How to complete this task
Lines below that include the word "formas" should each be copied.

Records to process
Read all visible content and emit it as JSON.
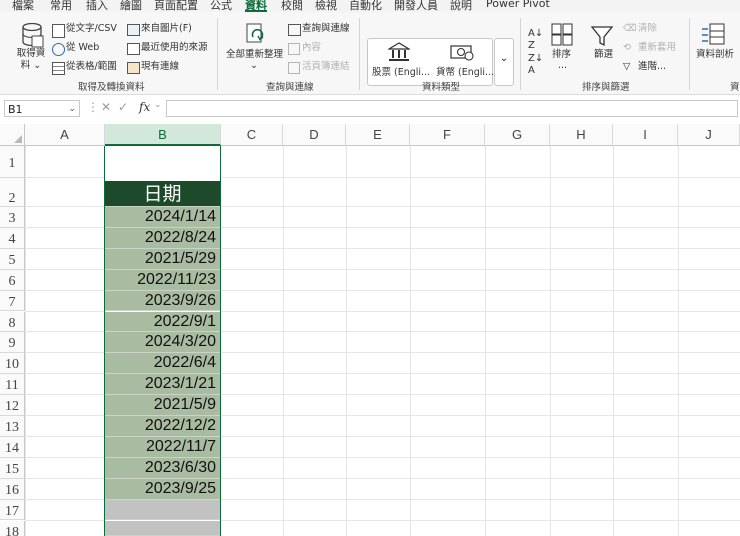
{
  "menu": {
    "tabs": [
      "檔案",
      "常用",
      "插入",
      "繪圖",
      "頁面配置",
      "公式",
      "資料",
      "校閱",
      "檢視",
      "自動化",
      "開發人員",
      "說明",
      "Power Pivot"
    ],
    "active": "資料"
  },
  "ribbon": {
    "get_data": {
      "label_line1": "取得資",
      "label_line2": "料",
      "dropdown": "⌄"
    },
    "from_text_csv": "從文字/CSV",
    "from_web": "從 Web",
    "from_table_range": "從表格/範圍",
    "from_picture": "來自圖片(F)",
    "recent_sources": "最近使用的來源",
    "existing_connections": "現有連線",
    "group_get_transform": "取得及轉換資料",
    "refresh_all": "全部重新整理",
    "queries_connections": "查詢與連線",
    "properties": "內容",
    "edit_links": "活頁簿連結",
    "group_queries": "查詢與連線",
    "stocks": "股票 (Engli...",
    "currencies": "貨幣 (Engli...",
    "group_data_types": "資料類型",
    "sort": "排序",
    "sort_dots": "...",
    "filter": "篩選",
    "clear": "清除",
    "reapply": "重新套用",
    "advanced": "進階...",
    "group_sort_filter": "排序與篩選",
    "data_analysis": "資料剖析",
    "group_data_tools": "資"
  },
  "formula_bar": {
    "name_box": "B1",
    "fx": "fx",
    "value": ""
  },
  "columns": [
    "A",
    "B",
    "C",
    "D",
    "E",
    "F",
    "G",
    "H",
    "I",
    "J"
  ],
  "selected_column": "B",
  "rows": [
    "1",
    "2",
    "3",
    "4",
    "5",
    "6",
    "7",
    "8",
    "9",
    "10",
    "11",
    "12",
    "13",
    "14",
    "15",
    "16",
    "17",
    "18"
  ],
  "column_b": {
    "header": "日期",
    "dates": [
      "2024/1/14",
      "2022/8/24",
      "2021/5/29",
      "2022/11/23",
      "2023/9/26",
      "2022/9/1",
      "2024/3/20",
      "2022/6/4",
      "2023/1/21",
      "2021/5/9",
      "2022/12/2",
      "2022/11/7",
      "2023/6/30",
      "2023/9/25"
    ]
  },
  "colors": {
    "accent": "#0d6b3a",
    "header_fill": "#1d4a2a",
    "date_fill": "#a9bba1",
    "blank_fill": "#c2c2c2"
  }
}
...
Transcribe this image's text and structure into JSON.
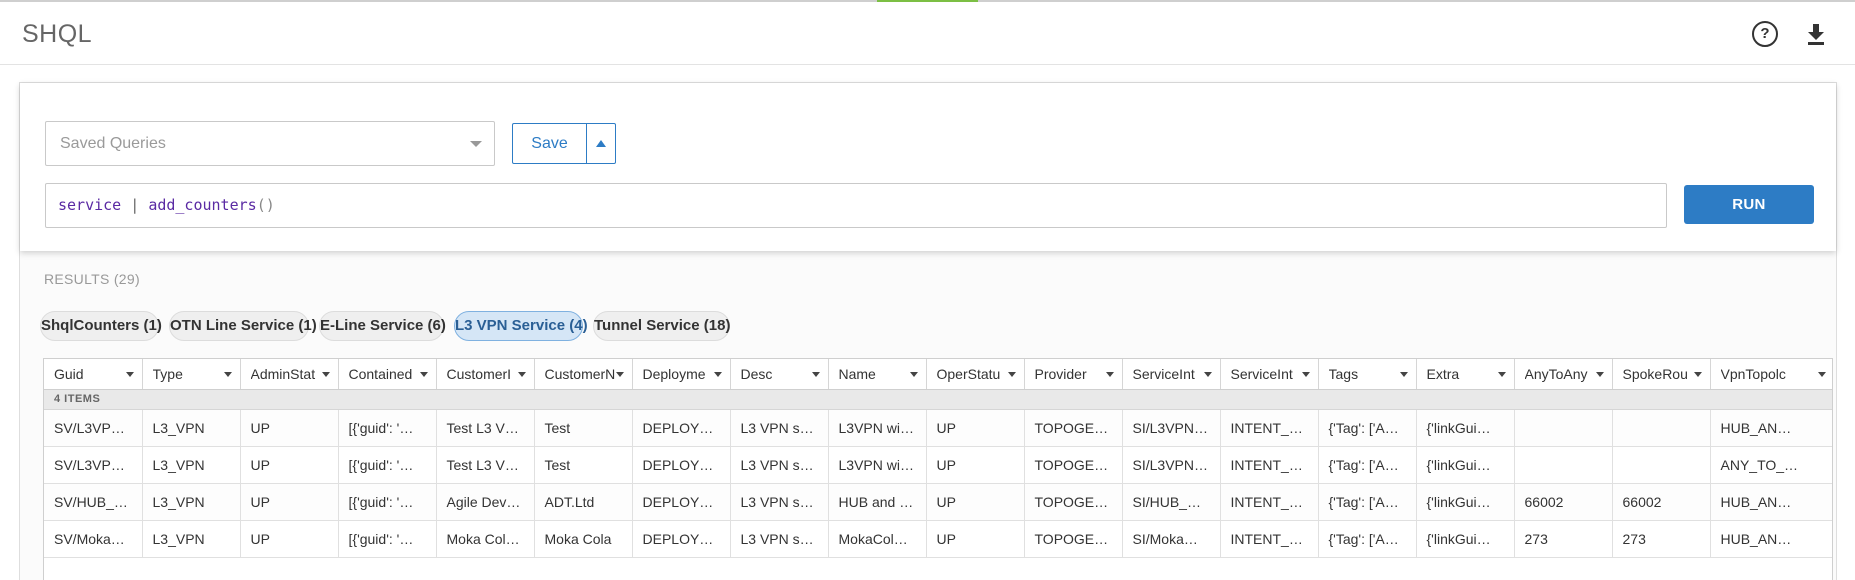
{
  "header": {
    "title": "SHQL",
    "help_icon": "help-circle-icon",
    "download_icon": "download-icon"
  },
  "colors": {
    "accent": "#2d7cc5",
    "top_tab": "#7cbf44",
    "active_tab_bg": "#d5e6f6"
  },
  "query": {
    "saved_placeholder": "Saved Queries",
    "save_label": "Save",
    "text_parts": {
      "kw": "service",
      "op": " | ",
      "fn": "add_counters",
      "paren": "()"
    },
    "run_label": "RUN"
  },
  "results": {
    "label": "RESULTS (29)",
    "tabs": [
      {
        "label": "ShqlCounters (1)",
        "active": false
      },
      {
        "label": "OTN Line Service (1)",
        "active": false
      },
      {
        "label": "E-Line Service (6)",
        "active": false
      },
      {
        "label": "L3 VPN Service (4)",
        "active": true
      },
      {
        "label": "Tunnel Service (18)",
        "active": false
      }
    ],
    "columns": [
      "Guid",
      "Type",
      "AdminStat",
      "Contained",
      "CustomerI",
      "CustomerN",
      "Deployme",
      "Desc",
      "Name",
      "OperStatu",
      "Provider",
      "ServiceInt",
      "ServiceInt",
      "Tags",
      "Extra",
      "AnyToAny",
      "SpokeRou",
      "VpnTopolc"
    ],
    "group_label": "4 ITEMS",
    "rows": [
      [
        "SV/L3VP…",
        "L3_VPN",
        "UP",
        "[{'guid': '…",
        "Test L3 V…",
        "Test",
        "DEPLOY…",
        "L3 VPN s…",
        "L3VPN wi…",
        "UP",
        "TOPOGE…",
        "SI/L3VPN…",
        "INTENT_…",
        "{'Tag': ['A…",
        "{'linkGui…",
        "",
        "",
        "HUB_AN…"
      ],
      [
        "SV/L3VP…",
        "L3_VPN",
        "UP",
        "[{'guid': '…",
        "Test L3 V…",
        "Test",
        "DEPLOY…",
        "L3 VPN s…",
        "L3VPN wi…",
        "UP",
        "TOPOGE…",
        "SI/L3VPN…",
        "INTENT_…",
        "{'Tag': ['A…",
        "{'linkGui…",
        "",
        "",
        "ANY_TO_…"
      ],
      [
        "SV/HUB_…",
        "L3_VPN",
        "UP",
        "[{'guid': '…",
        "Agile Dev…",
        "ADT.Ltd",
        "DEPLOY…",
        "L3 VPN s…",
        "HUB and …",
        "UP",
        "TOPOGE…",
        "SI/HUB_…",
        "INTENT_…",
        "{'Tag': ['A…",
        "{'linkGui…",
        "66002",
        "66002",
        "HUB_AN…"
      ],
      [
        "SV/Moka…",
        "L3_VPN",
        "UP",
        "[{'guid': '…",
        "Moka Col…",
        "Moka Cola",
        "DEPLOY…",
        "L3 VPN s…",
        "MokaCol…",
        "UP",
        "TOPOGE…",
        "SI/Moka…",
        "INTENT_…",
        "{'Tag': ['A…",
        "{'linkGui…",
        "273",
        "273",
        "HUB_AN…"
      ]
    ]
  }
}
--
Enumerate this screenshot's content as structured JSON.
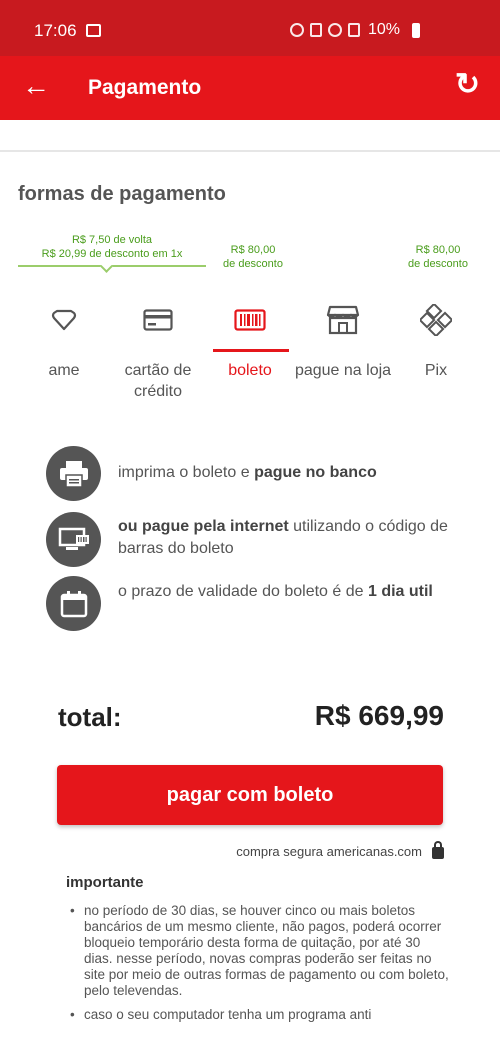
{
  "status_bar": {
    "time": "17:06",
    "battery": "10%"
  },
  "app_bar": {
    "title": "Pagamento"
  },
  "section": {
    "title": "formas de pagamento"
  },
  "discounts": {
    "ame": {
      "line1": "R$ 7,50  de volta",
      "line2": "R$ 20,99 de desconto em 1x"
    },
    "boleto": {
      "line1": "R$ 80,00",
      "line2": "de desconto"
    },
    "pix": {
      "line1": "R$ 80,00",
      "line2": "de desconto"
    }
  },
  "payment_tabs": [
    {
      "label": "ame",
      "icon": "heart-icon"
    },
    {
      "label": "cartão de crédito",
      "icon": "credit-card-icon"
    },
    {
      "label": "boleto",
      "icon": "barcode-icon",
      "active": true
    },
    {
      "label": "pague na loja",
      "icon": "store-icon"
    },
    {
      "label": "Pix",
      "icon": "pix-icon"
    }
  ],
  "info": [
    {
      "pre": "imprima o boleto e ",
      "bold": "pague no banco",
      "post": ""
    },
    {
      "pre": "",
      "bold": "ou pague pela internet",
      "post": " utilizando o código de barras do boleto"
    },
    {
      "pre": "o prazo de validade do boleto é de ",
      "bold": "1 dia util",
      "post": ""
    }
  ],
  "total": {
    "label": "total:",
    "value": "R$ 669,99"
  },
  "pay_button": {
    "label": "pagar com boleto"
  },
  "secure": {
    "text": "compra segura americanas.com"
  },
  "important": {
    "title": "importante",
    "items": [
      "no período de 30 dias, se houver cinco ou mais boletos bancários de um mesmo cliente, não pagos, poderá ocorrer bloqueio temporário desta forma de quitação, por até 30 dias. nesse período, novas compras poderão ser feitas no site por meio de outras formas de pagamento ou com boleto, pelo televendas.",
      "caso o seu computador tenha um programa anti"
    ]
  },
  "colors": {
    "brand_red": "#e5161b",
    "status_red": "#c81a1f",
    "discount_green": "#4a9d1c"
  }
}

Problem solution
    "title": "formas de pagamento"
      "no período de 30 dias, se houver cinco ou mais boletos bancários de um mesmo cliente, não pagos, poderá ocorrer bloqueio temporário desta forma de quitação, por até 30 dias. nesse período, novas compras poderão ser feitas no site por meio de outras formas de pagamento ou com boleto, pelo televendas.",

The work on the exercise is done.